My message in the column was that the Pope, by his misgovernance, is hollowing out the meaning and authority of his prophetic witness. Who is supposed to take the Holy Father seriously when he thunders against he evils of the modern world when he cannot, or will not, move against the evils perpetrated by his bishops? For years, I and Catholics like me have found every possible excuse for the Holy Father’s inaction. “Oh, if only John Paul knew!” I’ve said to myself on many occasions. Well, he knows. What are we supposed to make of this? Is it so far off the mark to wonder if the protection of the perceived interests of the institutional Church means more to the Holy Father than the faithful and their needs?

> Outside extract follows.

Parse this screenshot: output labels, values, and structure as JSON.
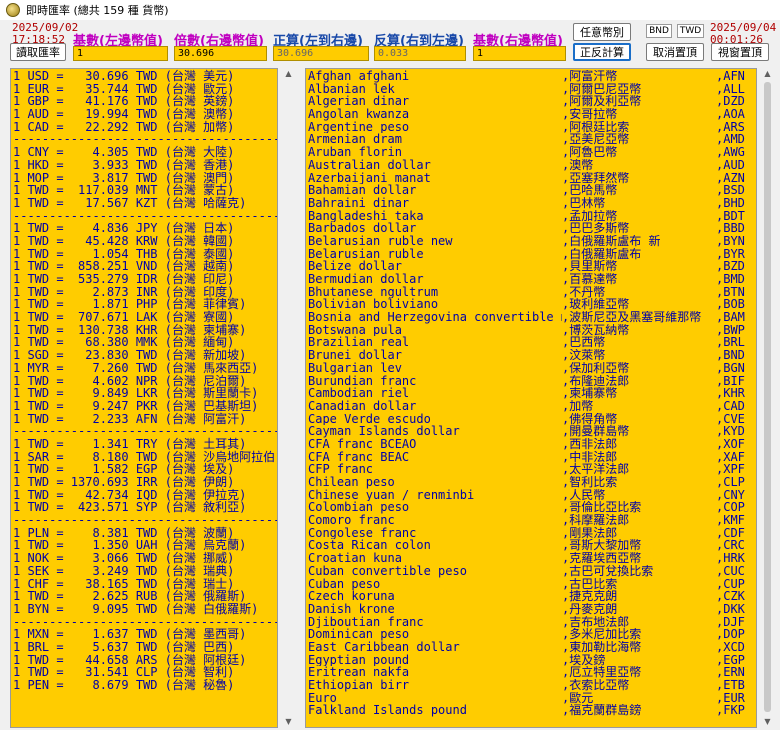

If asking those questions makes me “so very American” as Fr. Neuhaus puts it (with a barely veiled accusation of disloyalty), then I proudly accept the label. I affirm that I am a believing orthodox Roman Catholic, but if being American means anything, it means not acquiescing in being treated like chattel by one’s supposed betters. The laity and their children are not mere subjects meant to be at the unquestioned disposal of ecclesial monarchs. Why is it disloyal to protest the way that the Catholic hierarchy, including the Pope, has treated us in the matter of the sexual-abuse scandal? If Fr. Neuhaus does not perceive that this is a question on the minds of very many faithful Catholics, then he is even more out of touch than I thought. And if he does not recognize the justice of that question, and the pain asking it causes a Catholic father, then such hard-hearted clericalism makes him — well, possibly a candidate for the episcopate.

Speaking for myself, I cannot think indifference to the harm suffered by the victims of clergy sexual abuse or to the harm done to the Church itself would in any way be consistent with my profession of faith as a Catholic or my calling as a journalist. Along those lines, I note that Fr. Neuhaus has spilled buckets of ink writing about the scandal, but surprisingly little of it addressing the plight of sex-abuse victims and their families. Fr. Neuhaus has no children, obviously, but I cannot help thinking he spends little, if any, time talking to Catholic lay people as well as fellow clerics and theologians. I hope that he will avail himself of the opportunity to contact grieving Catholic mothers and fathers like Horace and Janet Patterson of Wichita, Kansas, whose testimony helped my understanding of this crisis tremendously. Their son Eric committed suicide at age twenty-nine — one of five men, all suicides, molested by the same priest in the 1980s, a priest (now in jail) known by his bishop to be a molester, yet assigned to parish work anyway. Does what happened in Wichita have nothing to do with Rome? Maybe the Editor-in-Chief of First Things thinks so, but if that is the case, he is not only wrong, but is circling the wagons around increasingly smaller company.


Brooklyn, NY

RJN REPLIES: It is true that I quoted and criticized those parts of Mr. Dreher’s article with which I disagreed, not those with which I agreed. I leave it to readers to judge whether what I have written about the scandals as been unduly deferential toward or defensive of bishops and indifferent to the victims. Any fair-minded reader of Mr. Dreher’s essay, I believe, would have concluded that he does fear that priests might molest his son, not that bad homilies pose a danger to the boy’s body. Mr. Dreher will, I trust, be pleased to know that I have had many more discussions of these matters with lay people than with clerics. As for my analysis of the sins of clericalism, please see last month’s commentary on that, “The Bishops in Charge.”